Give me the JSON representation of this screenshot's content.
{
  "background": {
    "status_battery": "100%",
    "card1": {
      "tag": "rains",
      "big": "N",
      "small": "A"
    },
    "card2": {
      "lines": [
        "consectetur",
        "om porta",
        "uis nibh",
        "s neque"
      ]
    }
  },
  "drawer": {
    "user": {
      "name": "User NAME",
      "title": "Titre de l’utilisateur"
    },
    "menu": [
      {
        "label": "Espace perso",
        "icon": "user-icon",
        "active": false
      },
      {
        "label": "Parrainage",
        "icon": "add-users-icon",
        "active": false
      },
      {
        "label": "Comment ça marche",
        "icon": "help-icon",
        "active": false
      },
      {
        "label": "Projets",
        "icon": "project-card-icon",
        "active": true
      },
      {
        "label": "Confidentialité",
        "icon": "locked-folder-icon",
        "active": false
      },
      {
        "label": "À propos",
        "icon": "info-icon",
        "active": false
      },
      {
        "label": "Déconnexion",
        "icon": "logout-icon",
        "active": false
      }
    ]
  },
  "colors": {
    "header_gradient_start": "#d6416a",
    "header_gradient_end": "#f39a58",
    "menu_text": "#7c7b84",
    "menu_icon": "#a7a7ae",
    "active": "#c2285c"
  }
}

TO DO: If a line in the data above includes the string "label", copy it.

RESULT OF THIS EXERCISE:
        "label": "Espace perso",
        "label": "Parrainage",
        "label": "Comment ça marche",
        "label": "Projets",
        "label": "Confidentialité",
        "label": "À propos",
        "label": "Déconnexion",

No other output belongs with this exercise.